▸ **Work item**:
Report every line in the listing below where the string "phone" shows up.

▸ **Working data**:
● ● ● ● ●
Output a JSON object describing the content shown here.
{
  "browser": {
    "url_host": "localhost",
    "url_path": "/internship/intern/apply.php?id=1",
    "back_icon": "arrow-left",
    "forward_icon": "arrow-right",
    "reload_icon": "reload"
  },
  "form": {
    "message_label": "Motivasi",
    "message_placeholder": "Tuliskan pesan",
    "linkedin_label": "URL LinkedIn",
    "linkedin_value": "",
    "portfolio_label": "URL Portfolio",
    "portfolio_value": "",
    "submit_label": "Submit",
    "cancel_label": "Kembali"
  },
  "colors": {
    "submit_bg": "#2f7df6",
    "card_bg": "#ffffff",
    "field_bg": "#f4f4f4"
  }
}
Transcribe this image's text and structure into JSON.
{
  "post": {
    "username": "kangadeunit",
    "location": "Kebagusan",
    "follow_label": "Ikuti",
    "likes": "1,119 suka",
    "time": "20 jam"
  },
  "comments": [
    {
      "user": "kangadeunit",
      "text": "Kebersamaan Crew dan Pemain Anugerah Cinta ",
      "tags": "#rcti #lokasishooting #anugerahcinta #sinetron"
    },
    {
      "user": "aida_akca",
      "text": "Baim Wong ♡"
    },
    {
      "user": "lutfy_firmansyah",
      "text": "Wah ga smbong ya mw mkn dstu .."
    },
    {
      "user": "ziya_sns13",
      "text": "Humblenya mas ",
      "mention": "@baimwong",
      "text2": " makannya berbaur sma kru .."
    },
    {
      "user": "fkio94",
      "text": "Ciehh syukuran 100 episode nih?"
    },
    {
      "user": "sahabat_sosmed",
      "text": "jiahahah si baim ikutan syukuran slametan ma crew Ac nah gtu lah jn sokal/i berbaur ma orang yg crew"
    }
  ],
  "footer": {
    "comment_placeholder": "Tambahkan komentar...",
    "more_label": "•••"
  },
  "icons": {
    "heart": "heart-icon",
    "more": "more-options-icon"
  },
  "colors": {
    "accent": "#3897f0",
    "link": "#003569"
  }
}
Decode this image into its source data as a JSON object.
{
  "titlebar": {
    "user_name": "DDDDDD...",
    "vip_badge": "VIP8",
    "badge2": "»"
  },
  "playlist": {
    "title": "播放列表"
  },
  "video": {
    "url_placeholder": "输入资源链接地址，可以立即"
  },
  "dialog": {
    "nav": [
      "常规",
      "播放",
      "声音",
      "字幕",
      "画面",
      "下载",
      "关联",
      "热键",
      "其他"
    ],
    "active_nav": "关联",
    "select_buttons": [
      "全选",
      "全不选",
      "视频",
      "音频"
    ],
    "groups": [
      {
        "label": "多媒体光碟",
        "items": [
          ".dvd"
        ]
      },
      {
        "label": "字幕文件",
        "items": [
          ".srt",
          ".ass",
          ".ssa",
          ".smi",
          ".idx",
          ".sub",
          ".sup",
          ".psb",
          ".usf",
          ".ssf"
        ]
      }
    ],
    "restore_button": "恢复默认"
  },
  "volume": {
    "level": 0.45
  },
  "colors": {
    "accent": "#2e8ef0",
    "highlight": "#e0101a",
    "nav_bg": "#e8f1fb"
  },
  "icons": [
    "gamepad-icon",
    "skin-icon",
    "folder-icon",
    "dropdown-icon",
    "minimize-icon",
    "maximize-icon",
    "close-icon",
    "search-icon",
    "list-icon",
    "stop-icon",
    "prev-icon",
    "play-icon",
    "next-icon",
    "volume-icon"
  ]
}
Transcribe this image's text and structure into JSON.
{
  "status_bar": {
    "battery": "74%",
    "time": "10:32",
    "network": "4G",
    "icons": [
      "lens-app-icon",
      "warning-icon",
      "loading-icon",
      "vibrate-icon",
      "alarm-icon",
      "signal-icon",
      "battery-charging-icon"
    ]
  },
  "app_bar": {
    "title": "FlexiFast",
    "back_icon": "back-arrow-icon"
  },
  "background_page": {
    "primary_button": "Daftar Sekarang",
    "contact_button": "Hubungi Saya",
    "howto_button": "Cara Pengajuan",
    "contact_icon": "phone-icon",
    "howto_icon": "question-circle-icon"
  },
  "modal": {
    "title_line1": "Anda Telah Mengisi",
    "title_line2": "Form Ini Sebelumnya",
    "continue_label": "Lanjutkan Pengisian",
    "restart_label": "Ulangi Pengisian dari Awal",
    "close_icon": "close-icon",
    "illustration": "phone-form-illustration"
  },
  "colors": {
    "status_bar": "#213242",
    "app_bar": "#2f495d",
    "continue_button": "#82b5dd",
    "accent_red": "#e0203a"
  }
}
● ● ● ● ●
▸ **Answer to the problem**:
    "contact_icon": "phone-icon",
    "illustration": "phone-form-illustration"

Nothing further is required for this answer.